  21. ^ doctorindy500 (2015-10-28). "The Fastest 500s (Part 1)". JI500. Retrieved 2017-07-23.{{cite web}}: CS1 maint: numeric names: authors list (link)
  22. ^ Davidson, Donald; Shaffer, Rick (2013). Autocourse Official History of the Indianapolis 500 (Second ed.). Malvern, Worcestershire, England: Icon Publishing. p. 375. ISBN 978-1-905334-82-7 – via Internet Archive.
  23. ^ Popely, Rick; Riggs, L. Spencer (1998). Indianapolis 500 Chronicle. Lincolnwood, Illinois: Publications International. p. 179. ISBN 0-7853-2798-3 – via Internet Archive.
  24. ^ "1964 Indianapolis 500". Racing-Reference. Archived from the original on May 31, 2021. Retrieved August 8, 2021.
  25. ^ The Talk of Gasoline Alley - 1070-AM WIBC, May 14, 2004

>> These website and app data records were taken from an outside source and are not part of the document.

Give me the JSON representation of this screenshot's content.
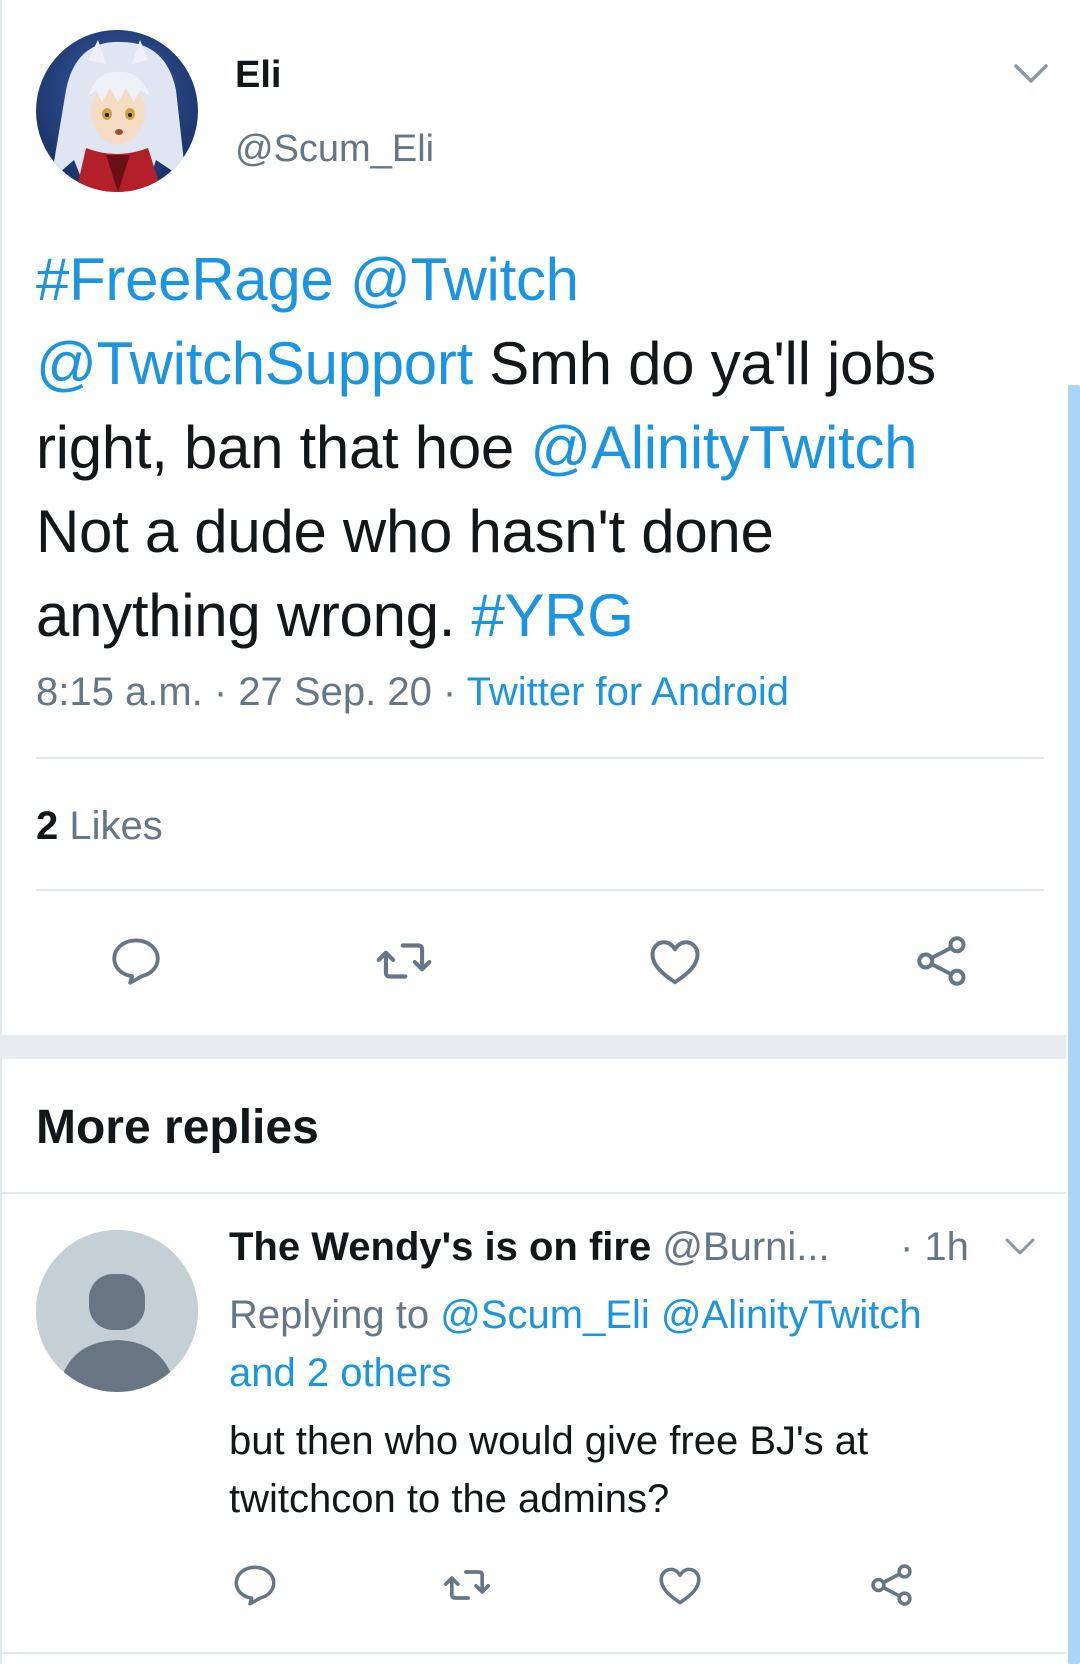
{
  "tweet": {
    "author_name": "Eli",
    "author_handle": "@Scum_Eli",
    "avatar": "anime-character-avatar",
    "body_lines": [
      [
        {
          "t": "#FreeRage",
          "link": true
        },
        {
          "t": " ",
          "link": false
        },
        {
          "t": "@Twitch",
          "link": true
        }
      ],
      [
        {
          "t": "@TwitchSupport",
          "link": true
        },
        {
          "t": " Smh do ya'll jobs",
          "link": false
        }
      ],
      [
        {
          "t": "right, ban that hoe ",
          "link": false
        },
        {
          "t": "@AlinityTwitch",
          "link": true
        }
      ],
      [
        {
          "t": "Not a dude who hasn't done",
          "link": false
        }
      ],
      [
        {
          "t": "anything wrong. ",
          "link": false
        },
        {
          "t": "#YRG",
          "link": true
        }
      ]
    ],
    "time": "8:15 a.m.",
    "date": "27 Sep. 20",
    "separator": " · ",
    "source": "Twitter for Android",
    "likes_count": "2",
    "likes_label": " Likes",
    "actions": [
      "reply-icon",
      "retweet-icon",
      "like-icon",
      "share-icon"
    ]
  },
  "section_title": "More replies",
  "reply": {
    "author_name": "The Wendy's is on fire",
    "author_handle": "@Burni...",
    "time": "· 1h",
    "avatar": "default-profile-avatar",
    "replying_prefix": "Replying to ",
    "replying_to_1": "@Scum_Eli",
    "replying_to_2": "@AlinityTwitch",
    "replying_others": "and 2 others",
    "text_line_1": "but then who would give free BJ's at",
    "text_line_2": "twitchcon to the admins?",
    "actions": [
      "reply-icon",
      "retweet-icon",
      "like-icon",
      "share-icon"
    ]
  },
  "colors": {
    "link": "#1b95e0",
    "muted": "#657786",
    "text": "#14171a",
    "divider": "#e1e8ed",
    "scrollbar": "#a9d6f8"
  }
}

  26. ^ "1964 International 500 Mile Sweepstakes". ChampCarStats.com. Retrieved 26 June 2015.
  27. ^ "May 10, 2009 Episode". One on One With Mark Montieth. 2009-05-10. WFNI. Archived from the original on July 17, 2011.
  28. ^ a b c 1964 Indianapolis 500 - Radio Broadcast, May 30, 1964
  29. ^ Sid Collins Archived 2011-06-10 at the Wayback Machine; Indiana Journalism Hall of Fame; 1980; Jani Lange; Retrieved May 5, 2008

Works cited[edit]

1963 Indianapolis 500
Parnelli Jones
1964 Indianapolis 500
A. J. Foyt
1965 Indianapolis 500
Jim Clark
Preceded by
143.137 mph
(1963 Indianapolis 500)
Record for the fastest average speed
147.350 mph
Succeeded by